"C-O-W" the child said proudly. I checked to see if my sticky notes were see-through. Ok, we are still having trouble writing our names, how on earth did this kiddo learn to spell cow from memory.
I ignored the spelling. "You know what you did?" I asked, as though it was the most amazing feat ever. "You checked the picture! Smart readers CHECK THE PICTURE!!"
"Oh lovely mud! said the"
DUCK! DUCK! everyone called out.
"How did you know?" I asked, sure that this time, after I'd given them the language, they were sure to say "check the picture"
"/d/d/d/" they all said proudly.
My head banging into the wall since the D was covered up and there was a large picture of a duck covering the whole page.
It went on and on. In the end maybe 10 kids were able to express "check the picture" when asked, "How did you know?"
10. Even after the child before them said the same thing. Even after we all used our deep professor voices and made ourselves sound very important when we said "check the picture".
Later that day I was working one on one with one of my first grade friends with special needs.
"Why do you think that?" I asked, after he'd told me there were 9 dots on the card I'd just held up.
"My brain told me" he replied quickly. My head banging began again.

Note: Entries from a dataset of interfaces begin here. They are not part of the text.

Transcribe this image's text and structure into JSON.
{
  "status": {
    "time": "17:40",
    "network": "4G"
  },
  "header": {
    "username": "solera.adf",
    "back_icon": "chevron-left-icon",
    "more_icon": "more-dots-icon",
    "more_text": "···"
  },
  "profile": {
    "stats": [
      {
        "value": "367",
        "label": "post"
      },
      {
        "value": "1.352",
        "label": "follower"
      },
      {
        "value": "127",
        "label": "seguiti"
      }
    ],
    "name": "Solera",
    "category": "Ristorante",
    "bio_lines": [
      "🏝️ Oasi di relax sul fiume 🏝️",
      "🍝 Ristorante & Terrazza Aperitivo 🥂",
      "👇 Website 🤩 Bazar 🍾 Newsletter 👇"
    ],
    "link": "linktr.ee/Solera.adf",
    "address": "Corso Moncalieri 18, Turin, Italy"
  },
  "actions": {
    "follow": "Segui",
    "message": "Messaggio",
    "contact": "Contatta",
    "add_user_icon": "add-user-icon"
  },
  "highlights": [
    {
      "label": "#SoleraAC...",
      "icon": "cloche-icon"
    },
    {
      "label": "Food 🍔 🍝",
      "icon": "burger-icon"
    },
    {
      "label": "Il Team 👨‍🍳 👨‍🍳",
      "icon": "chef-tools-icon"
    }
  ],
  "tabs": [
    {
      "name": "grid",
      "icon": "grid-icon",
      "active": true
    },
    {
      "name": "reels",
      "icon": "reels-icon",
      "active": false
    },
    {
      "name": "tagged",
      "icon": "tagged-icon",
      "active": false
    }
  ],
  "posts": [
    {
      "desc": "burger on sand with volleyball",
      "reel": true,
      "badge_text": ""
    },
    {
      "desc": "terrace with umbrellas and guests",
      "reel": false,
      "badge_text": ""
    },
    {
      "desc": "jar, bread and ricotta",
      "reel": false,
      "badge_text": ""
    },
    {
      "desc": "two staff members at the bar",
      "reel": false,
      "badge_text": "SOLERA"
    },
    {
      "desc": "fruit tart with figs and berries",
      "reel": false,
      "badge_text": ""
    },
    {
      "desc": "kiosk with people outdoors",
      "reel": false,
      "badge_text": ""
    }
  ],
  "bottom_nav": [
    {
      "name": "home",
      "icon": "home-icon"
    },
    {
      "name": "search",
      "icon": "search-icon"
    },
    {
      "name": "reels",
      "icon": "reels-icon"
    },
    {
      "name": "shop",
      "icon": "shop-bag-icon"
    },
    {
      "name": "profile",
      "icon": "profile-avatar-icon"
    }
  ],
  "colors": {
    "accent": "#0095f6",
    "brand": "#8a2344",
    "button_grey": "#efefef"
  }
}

Please- no more "my brain just knew" explanations.
"What did your brain tell you?" I asked, hoping for more.
"Oh! My brain said, well, there are 5 in that row because there are always 5 in that row, so there isn't a dot there- which means there are only 4 dots in that row, so one row has 5 and one row has 4 and when you put them together you get 9"